Could you repeat all of the entries exactly, leaving out any pictures?

── SUPPLIED RECORDS ──

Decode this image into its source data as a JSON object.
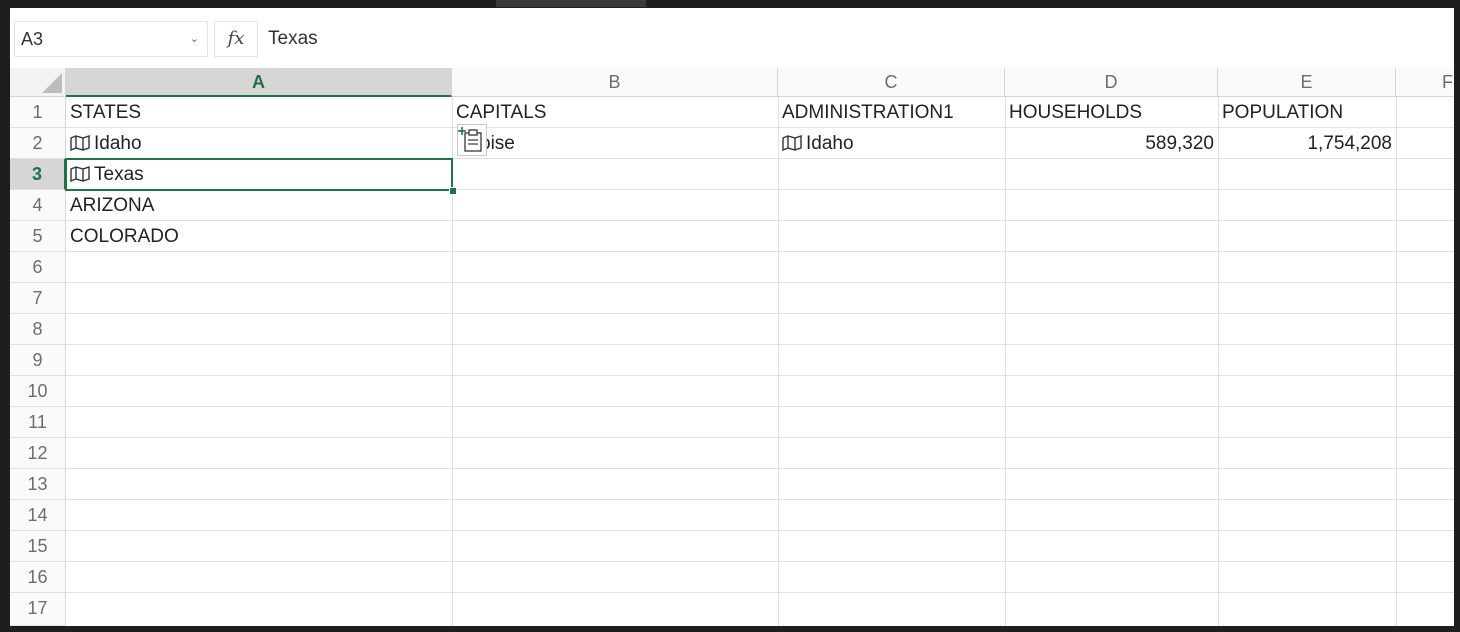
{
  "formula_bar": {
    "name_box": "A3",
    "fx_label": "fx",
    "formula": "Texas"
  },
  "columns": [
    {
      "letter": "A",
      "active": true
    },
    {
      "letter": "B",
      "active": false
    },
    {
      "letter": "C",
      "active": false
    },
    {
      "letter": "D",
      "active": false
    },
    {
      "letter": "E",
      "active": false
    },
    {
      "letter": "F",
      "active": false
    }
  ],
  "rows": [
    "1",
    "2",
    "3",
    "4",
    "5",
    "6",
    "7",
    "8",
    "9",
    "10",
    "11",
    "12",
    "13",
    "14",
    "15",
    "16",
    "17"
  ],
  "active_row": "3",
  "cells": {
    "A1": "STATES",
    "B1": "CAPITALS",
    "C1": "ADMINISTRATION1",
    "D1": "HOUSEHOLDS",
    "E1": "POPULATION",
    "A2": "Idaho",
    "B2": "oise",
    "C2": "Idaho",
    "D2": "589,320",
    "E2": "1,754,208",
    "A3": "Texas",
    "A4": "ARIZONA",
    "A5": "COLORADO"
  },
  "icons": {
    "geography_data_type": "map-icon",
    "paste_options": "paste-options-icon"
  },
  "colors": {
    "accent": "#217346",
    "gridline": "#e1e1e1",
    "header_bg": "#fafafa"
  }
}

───

• [RESULT OF THE TASK]:
Decode this image into its source data as a JSON object.
{
  "formula_bar": {
    "name_box": "A3",
    "fx_label": "fx",
    "formula": "Texas"
  },
  "columns": [
    {
      "letter": "A",
      "active": true
    },
    {
      "letter": "B",
      "active": false
    },
    {
      "letter": "C",
      "active": false
    },
    {
      "letter": "D",
      "active": false
    },
    {
      "letter": "E",
      "active": false
    },
    {
      "letter": "F",
      "active": false
    }
  ],
  "rows": [
    "1",
    "2",
    "3",
    "4",
    "5",
    "6",
    "7",
    "8",
    "9",
    "10",
    "11",
    "12",
    "13",
    "14",
    "15",
    "16",
    "17"
  ],
  "active_row": "3",
  "cells": {
    "A1": "STATES",
    "B1": "CAPITALS",
    "C1": "ADMINISTRATION1",
    "D1": "HOUSEHOLDS",
    "E1": "POPULATION",
    "A2": "Idaho",
    "B2": "oise",
    "C2": "Idaho",
    "D2": "589,320",
    "E2": "1,754,208",
    "A3": "Texas",
    "A4": "ARIZONA",
    "A5": "COLORADO"
  },
  "icons": {
    "geography_data_type": "map-icon",
    "paste_options": "paste-options-icon"
  },
  "colors": {
    "accent": "#217346",
    "gridline": "#e1e1e1",
    "header_bg": "#fafafa"
  }
}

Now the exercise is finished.